SONYC PI Juan Bello and Cecil McMaster, Deputy Commissioner and Chief Information Officer at NYC Environmental Protection, talk about SONYC at the US Ignite Application Summit in Kansas City, March 2018.
SONYC researcher Charlie Mydlarz appeared on News 12 Brooklyn’s 8pm and 10pm broadcasts, May 30th 2018, to discuss the project and the sensors newly installed in the busy Fulton Mall as part of the SONYC project’s partnership with Downtown Brooklyn Alliance. Watch the interview at:
An overview article describing the SONYC project has been accepted for publication in Communications of the ACM:
SONYC: A System for the Monitoring, Analysis and Mitigation of Urban Noise Pollution
J. P. Bello, C. Silva, O. Nov, R. L. DuBois, A. Arora, J. Salamon, C. Mydlarz, H. Doraiswamy
Communications of the ACM (CACM), In press, 2018.
SONYC are partnering with Downtown Brooklyn Partnership (DBP), a not-for-profit that manages three Business Improvement Districts in the area, to monitor noise pollution as part of a new “Living Lab” initiative. DBP president Regina Myrer said in a statement, “Smart city technology is making communities around the world safer, cleaner and more beautiful places to live, and the Living Lab program brings new, data-driven solutions that will improve the quality of life here in Downtown Brooklyn, and potentially to other cities.” SONYC sensors will be operating from several sites along the Fulton Mall. DBP believe that noise pollution is one of the biggest quality of life issues in neighborhoods, and the goal of the partnership is to provide data to back up the complaints.
SONYC P.I. Juan Bello is interviewed in an article for Popular Science covering scientists’ approaches to noise pollution. In the interview he discusses why noise is tricky to deal with because, unlike water or air pollution, it leaves no traces behind in the environment, meaning that when people complain about evening construction noise, it can take days for the city to send an inspector to the site—by which time, the noise has probably stopped. With sensors, he explains, “You can actually go back in time and locate occurrences that justify those complaints”.
On Tuesday march 27th, SONYC presented at the US Ignite Application Summit, an event co-located with the Smart Cities Connect Conference and Expo.

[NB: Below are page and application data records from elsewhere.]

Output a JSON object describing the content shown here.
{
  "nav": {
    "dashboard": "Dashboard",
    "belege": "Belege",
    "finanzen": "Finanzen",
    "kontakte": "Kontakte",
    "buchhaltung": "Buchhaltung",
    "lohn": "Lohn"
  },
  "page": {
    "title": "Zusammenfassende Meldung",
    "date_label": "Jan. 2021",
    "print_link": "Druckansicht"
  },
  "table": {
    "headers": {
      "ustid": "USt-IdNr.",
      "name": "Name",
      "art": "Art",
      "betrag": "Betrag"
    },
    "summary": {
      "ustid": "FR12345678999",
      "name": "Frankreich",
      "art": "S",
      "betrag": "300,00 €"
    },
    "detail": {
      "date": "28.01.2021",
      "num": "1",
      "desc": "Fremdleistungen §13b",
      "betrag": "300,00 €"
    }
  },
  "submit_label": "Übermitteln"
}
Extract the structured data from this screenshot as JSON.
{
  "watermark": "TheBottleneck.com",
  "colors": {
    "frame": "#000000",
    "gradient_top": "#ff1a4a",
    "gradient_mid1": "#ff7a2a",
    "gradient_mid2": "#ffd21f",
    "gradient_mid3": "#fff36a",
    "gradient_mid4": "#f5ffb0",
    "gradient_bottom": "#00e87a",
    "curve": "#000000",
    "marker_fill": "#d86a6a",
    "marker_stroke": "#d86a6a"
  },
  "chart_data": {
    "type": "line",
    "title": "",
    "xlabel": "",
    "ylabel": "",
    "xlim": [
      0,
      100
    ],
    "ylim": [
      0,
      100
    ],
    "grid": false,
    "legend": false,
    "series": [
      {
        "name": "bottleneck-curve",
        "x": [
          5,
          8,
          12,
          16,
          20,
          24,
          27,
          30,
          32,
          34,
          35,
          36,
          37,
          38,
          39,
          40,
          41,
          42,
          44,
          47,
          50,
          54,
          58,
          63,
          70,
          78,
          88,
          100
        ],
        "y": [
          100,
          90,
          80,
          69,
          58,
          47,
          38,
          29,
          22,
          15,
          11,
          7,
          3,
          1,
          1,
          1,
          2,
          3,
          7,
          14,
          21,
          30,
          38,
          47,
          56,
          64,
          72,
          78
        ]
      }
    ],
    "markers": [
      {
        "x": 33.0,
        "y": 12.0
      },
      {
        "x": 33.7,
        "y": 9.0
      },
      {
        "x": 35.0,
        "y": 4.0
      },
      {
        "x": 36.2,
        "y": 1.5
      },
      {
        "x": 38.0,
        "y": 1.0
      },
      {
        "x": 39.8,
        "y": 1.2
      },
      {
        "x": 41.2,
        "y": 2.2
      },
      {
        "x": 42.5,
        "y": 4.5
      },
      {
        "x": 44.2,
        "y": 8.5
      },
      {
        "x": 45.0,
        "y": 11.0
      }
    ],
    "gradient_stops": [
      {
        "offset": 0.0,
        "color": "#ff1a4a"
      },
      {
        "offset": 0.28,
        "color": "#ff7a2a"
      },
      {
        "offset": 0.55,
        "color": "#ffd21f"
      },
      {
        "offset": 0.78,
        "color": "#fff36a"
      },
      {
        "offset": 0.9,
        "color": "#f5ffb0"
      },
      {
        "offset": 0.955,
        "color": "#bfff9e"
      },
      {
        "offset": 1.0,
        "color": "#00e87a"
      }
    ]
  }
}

SONYC will be one of NSF funded smart cities and communities of the future projects presenting and demonstrating our work at the sixth annual US Ignite Application Summit, co-located with the Smart Cities Connect Conference and Expo. The event takes place on March 27th at the Kansas City Convention Center.
Further details can be found at: https://www.nsf.gov/news/
Our paper “Investigating the Effect of Sound-Event Loudness on Crowdsourced Audio Annotations” has been accepted to IEEE International Conference on Acoustics, Speech, and Signal Processing (ICASSP), Calgary, Canada, April 2018.
A new article on NYU’s website titled “Imagine the Sounds of Silence” discusses the vision of SONYC and it’s potential impact on New York.
Read the article here: https://www.nyu.edu/about/university-initiatives/nyu-in-brooklyn/stories/quiet-nyc.html
We’re glad to announce the release of two open-source tools and a new dataset developed as part of the SONYC project we hope will be of use to the community: